I would also like to send my condolences to Nigels family.
Although I never met him I did read several of his newsletters and certainly agreed with him that leasehold should be abolished. Like Paul I too appreciate the fact that our flats have been able to acquire the right to manage.
This is sad news and comes as quite a shock . My condolences to Nigel’s family.
Who can replace him and continue the Campaign to Abolish Residential Leaseholds ?
I think he must have given many hours of his free time to CARL and it will be difficult for the next chair of Carl to match his dedication .but I hope someone will. volunteer.
What a good man. Hopefully his work will be continued by LKP.
Met him a few times and a real gentleman, so very sad to see this news. RIP.
I was in contact with Nigel when we first founded Campaign against retirement leasehold exploitation and was very interested in the direction his work regarding leasehold/commonhold was going in. I am very sorry to hear that he has died at far too young an age.
He was a great example of a totally dedicated and determined campaigner.
Nigel, What you started, We will finish. You have made a fantastic contribution to righting the injustices faced by innocent and oppressed leaseholders .
We owe it to your memory to continue the work you started (however hard the path to justice maybe?)
You and your magnificent efforts and utter dedication will never be forgotten.
May you rest in eternal peace. You will be missed.
My sympathies to the family and friends of a great man.
I agree with all the tributes to Nigel, a man I never met. There are those in life who help others not for the glory but because they dislike unfairness as Leasehold had become.
Though only a beginner I will try to help until Leasehold is abolished.
Thank you to LKP also for marking the death of Nigel Wilkins. I knew him from many years ago when we sat at a table together in Joan South’s front room in Phillimore Gardens.
People who volunteer their time like Nigel for our good are too often buried with their cause.

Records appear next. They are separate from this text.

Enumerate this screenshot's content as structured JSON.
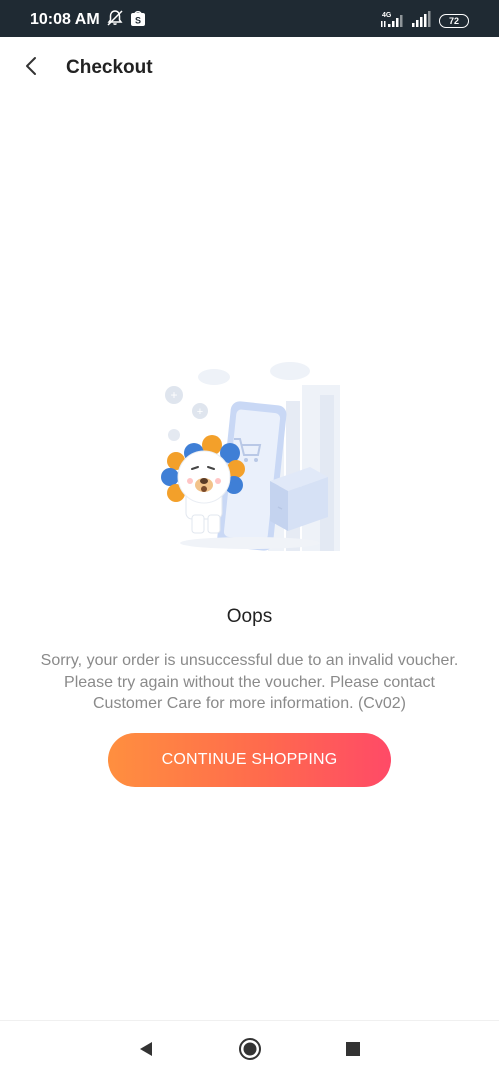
{
  "status_bar": {
    "time": "10:08 AM",
    "network_label": "4G",
    "battery_level": "72",
    "icons": [
      "notification-muted-icon",
      "shopee-notification-icon",
      "signal-4g-icon",
      "signal-icon",
      "battery-icon"
    ]
  },
  "header": {
    "title": "Checkout",
    "back_icon": "chevron-left-icon"
  },
  "illustration": {
    "name": "mascot-phone-box-illustration"
  },
  "message": {
    "title": "Oops",
    "body": "Sorry, your order is unsuccessful due to an invalid voucher. Please try again without the voucher. Please contact Customer Care for more information. (Cv02)"
  },
  "actions": {
    "continue_label": "CONTINUE SHOPPING"
  },
  "navigation": {
    "icons": [
      "back-triangle-icon",
      "home-circle-icon",
      "recents-square-icon"
    ]
  },
  "colors": {
    "status_bar_bg": "#1f2a33",
    "button_gradient_start": "#ff8f3f",
    "button_gradient_end": "#ff4a67",
    "title_text": "#222222",
    "body_text": "#8a8a8a"
  }
}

Nigel’s letters and and newsletters live on in the appreciation of those he fought for and in the fight against high-level corruption that he spent his time publicising.